- March 12, 2013
- Law Firm: Colodny Fass Talenfeld Karlinsky Abate Webb P.A. - Fort Lauderdale Office
The Surplus Lines Requirements Subgroup ("Subgroup") of the National Association of Insurance Commissioners ("NAIC") Surplus Lines Task Force held a March 7, 2013 teleconference during which it was resolved that NAIC staff members would research the feasibility of creating a grid or other mechanism similar to the NAIC's International Insurers Department ("IID") listing that would allow brokers to query an insurer's eligibility in specific jurisdictions.
The Subgroup was formed to develop recommendations for states regarding uniform nonadmitted insurer eligibility requirements. The requirement for uniform standards is mandated by the Nonadmitted and Reinsurance Reform Act of 2010 ("NRRA")
Opening the meeting, Subgroup Chair Cindy Donovan of Indiana indicated her desire to present recommendations to the Surplus Lines Task Force at the NAIC Spring Meeting scheduled for April 6 -9 in Houston, Texas.
Pamela Young, Associate General Counsel and Director Surplus/Specialty Lines & Producer Relations for the American Insurance Association ("AIA"), provided an overview of the joint comments of the AIA and Property Casualty Insurers Association of America ("PCIAA") which include basic guidelines and a suggested process.
The basic guidelines include:
- A state's authority to impose eligibility criteria exists when that state is the home state of the insured.
- The criteria that may be required to determine the eligibility of a foreign surplus lines insurer are: (i) minimum capital and surplus and (ii) the authority of that nonadmitted insurer to write the business in its state of domicile.
- Trust funds and/or other deposits cannot be required as a condition of eligibility.
- Business Written Reports, Premium Tax Reports or similar requests for information by a state can no longer be required as part of the package that an insurer must file on an annual basis to retain its status as an eligible insurer.
- Alternative listings requiring additional criteria, even voluntary submissions, should not co-exist with the eligibility mandates of Section 524 of the NRRA.
- To ensure a comprehensive compliance with the NRRA, a state must make every effort to review its laws and regulations and make the necessary deletions and/or amendments to ensure complete compliance with Section 524 of the NRRA.
The recommended process suggested that states should use resources already in place to access information necessary to confirm that an insurer meets the requisite minimum and surplus and has the authority to write the target lines of business in its state of domicile. This would include the use of the NAIC's I-Site (Internet-State Interface Technology Enhancement), a tool available only to regulators containing substantial financial information about insurers. Uniform implementation of the guidelines and process would allow states to confirm insurer eligibility and ensure compliance with state and federal law.

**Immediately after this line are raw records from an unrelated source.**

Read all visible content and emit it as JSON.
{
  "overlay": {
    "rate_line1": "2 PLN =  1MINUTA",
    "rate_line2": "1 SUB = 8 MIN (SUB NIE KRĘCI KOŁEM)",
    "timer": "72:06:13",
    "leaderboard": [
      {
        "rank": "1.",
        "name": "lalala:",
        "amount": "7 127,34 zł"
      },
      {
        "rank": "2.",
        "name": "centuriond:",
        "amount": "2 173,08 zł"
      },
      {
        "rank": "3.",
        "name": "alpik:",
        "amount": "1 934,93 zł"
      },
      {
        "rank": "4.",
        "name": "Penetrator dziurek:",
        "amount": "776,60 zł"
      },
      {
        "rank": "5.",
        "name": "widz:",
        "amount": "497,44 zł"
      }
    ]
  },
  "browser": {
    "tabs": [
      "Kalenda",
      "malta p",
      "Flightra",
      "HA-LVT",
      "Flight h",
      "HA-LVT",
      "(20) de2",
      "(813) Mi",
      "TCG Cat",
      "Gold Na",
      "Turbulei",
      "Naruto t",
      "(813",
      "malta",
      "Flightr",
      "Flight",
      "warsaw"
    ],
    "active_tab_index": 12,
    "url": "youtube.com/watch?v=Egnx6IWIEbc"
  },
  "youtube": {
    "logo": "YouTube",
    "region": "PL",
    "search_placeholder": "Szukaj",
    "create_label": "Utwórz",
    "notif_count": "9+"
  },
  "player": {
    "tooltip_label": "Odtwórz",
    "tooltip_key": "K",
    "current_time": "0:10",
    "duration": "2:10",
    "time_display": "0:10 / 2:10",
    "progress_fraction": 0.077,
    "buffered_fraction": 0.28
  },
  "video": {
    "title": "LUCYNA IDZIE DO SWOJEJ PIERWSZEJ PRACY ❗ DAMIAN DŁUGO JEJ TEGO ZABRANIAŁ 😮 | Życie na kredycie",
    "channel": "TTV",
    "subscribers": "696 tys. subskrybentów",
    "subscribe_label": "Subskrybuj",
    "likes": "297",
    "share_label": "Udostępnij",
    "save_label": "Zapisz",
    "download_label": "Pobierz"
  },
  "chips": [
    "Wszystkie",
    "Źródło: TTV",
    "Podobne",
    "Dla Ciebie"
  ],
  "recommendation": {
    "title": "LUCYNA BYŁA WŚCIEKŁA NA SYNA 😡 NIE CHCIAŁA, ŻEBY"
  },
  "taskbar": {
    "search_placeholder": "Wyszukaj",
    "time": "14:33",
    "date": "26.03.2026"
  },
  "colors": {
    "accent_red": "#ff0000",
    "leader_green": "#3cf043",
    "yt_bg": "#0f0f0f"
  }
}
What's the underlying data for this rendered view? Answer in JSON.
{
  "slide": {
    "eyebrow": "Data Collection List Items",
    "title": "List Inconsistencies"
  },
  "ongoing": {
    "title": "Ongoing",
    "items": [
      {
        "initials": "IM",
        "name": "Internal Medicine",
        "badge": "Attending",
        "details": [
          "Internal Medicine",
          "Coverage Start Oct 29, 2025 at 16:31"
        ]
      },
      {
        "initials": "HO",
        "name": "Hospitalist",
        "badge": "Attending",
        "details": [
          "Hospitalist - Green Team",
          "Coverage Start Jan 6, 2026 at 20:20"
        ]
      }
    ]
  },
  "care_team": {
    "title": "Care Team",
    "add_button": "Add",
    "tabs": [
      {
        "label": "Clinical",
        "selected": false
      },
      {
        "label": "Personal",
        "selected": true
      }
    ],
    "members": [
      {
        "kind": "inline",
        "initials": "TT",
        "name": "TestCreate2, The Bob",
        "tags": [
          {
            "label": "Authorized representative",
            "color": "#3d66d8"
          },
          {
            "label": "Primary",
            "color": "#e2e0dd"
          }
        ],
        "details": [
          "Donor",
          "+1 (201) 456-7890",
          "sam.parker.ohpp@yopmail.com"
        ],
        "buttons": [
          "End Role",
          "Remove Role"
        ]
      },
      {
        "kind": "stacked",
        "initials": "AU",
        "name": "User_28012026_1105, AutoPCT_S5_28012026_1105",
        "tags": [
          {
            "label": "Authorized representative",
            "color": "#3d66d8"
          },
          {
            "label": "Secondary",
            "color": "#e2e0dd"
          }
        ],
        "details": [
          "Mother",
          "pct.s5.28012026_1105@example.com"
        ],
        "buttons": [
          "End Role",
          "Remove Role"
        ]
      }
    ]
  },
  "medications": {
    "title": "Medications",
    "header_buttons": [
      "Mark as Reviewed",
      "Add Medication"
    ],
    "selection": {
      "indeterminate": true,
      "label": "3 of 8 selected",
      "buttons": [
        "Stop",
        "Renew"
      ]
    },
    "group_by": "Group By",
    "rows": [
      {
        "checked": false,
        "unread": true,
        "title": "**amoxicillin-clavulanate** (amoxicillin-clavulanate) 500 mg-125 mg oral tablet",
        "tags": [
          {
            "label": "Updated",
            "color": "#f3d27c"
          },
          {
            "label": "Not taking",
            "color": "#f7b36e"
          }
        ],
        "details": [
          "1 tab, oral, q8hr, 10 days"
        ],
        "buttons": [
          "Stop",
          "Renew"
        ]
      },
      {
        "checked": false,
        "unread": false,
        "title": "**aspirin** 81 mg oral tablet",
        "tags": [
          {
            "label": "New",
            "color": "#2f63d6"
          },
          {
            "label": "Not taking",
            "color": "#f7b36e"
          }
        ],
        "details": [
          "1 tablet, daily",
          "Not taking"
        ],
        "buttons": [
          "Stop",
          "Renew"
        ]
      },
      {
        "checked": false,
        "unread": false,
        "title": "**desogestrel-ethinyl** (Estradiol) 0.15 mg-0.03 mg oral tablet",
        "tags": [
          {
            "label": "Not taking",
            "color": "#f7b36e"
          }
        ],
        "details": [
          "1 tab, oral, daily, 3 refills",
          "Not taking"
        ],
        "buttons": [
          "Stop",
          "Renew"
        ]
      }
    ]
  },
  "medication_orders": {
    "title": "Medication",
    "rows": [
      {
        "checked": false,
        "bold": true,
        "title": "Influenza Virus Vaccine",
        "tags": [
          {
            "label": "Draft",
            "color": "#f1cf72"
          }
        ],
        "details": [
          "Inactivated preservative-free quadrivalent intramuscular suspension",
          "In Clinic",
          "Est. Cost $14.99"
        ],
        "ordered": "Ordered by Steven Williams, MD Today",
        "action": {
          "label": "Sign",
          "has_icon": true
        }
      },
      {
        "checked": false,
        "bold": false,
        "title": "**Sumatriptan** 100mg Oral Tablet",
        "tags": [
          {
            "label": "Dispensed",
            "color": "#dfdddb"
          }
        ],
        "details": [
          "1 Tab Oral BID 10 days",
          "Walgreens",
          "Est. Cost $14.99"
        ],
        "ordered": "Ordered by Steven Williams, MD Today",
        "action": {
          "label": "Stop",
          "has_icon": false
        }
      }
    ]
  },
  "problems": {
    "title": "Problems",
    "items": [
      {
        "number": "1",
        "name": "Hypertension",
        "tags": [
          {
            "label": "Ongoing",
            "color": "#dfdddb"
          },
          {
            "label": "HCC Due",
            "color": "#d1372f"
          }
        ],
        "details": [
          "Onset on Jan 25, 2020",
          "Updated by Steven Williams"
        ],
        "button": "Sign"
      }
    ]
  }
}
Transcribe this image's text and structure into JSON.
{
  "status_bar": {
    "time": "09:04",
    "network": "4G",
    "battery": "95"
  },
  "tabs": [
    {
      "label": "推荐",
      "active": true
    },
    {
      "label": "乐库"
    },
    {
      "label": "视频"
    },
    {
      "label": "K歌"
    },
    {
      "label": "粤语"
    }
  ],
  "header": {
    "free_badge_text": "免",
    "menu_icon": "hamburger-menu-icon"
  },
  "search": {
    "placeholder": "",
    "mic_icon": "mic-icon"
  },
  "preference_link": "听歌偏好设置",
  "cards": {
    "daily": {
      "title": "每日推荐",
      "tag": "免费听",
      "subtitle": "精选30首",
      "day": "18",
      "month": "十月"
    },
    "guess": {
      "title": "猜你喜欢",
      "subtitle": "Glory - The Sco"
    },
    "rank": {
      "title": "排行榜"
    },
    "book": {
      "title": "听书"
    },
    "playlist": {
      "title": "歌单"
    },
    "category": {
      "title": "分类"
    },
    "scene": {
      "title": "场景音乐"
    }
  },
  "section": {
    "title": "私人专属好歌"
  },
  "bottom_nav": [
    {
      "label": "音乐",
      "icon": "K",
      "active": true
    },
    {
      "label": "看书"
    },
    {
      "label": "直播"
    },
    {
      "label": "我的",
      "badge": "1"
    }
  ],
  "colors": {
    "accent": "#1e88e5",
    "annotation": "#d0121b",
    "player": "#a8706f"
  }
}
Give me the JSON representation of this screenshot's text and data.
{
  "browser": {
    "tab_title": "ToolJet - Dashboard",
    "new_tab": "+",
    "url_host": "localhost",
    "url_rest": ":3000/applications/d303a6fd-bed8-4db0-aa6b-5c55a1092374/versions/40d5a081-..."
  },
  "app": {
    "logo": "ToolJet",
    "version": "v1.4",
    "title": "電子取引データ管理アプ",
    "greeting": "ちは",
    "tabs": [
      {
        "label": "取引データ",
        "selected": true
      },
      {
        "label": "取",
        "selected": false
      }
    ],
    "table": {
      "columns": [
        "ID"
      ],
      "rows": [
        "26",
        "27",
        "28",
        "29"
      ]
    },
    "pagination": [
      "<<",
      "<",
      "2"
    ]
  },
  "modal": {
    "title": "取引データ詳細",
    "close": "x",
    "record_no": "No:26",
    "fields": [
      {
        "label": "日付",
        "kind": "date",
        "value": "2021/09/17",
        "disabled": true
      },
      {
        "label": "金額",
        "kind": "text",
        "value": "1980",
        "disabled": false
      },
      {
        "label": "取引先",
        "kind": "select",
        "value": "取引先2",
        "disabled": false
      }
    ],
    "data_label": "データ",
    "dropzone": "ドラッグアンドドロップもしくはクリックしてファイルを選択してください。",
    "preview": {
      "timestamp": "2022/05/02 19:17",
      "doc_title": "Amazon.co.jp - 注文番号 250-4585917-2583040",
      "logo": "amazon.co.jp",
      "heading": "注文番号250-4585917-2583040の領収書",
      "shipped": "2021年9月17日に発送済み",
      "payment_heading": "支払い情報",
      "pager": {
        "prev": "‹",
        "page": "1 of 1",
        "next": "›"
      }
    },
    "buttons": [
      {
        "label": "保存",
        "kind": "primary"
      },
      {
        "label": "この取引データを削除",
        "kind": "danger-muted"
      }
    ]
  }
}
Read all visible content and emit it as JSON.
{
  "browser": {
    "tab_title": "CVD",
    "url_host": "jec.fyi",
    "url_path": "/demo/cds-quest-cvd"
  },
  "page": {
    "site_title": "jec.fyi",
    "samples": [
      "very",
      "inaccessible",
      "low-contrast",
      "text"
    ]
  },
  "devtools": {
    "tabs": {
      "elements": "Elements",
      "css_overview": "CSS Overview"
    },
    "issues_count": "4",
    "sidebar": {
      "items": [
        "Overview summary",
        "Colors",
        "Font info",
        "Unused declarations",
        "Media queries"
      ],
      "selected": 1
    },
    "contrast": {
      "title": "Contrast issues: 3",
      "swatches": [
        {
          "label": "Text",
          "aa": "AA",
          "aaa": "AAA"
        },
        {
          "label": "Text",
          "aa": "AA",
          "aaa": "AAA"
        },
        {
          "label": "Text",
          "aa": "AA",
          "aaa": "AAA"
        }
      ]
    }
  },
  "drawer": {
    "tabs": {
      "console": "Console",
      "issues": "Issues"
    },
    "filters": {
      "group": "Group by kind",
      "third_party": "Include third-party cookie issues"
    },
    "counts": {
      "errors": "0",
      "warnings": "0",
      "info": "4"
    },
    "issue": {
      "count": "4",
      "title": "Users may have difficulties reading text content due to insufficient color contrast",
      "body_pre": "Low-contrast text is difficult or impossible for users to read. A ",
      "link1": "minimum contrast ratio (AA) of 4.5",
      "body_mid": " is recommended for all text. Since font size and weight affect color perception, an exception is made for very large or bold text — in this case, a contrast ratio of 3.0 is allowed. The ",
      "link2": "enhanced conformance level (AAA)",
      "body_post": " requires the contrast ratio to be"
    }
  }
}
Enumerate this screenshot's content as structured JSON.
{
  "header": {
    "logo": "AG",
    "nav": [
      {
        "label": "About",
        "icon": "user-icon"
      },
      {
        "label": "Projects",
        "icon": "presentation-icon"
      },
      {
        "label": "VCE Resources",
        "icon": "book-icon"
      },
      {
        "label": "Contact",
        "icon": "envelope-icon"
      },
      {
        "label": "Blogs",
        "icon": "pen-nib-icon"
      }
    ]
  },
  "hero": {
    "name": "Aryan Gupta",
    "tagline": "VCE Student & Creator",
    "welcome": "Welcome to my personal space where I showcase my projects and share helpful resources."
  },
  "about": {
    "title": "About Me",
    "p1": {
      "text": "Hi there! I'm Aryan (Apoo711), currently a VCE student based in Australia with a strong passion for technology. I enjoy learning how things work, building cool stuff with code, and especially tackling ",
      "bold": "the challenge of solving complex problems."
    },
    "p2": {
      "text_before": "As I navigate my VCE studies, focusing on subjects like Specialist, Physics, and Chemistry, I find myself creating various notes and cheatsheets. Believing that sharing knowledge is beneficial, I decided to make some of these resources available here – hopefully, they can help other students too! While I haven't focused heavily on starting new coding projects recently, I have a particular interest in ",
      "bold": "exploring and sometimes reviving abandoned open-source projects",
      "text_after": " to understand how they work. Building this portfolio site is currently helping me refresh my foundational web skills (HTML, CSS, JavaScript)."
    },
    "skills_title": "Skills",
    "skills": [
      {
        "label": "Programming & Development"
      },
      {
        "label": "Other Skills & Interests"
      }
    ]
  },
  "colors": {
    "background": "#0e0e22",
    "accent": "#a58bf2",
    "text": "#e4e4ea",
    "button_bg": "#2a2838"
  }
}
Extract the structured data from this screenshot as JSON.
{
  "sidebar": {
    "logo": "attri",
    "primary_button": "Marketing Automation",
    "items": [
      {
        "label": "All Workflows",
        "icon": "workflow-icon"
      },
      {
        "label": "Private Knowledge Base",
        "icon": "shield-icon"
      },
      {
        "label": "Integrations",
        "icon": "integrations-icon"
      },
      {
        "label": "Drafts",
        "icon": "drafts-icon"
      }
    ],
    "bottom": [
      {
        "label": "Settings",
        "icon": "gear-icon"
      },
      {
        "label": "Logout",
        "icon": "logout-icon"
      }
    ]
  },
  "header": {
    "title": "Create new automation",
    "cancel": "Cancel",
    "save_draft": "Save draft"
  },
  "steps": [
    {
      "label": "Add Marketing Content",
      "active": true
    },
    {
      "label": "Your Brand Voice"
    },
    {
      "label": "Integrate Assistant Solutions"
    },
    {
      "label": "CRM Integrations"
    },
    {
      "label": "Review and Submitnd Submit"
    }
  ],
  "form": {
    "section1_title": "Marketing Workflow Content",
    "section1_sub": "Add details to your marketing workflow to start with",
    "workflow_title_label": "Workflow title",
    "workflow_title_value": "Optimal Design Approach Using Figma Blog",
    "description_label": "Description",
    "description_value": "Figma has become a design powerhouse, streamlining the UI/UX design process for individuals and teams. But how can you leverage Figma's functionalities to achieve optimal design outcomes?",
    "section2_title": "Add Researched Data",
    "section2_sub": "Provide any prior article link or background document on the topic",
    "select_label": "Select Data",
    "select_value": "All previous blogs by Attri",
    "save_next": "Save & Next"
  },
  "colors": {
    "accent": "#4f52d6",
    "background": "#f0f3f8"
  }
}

In response to Ms. Young's remarks, a regulator from California on the call commented that California maintains a voluntary eligibility list of insurers that provide more information than is required by the NRRA. He indicated that insurers not on the voluntary list could still write if they were in compliance, but the surplus lines broker must ensure that compliance.
The California regulator also believed that the NRRA and the applicable provisions of the NAIC Non-Admitted Insurers Model Act authorize states to establish their own minimum and capital and surplus requirements for surplus lines insurers. This was agreed to by a regulator on the call from New York.
There was further discussion regarding the use of I-Site by regulators in determining insurer eligibility and it was pointed out that such a site would not be available to surplus lines brokers burdened with the obligation to ensure an insurer is eligible.
The Chair then asked NAIC staff to research the feasibility of creating a grid or similar mechanism; similar to the NAIC's IID listing that would allow brokers to query an insurer's eligibility in specific jurisdictions.
The next Subgroup conference call was scheduled for 2:00 p.m. ET, March 21, 2013, to continue the discussion. The meeting was then adjourned.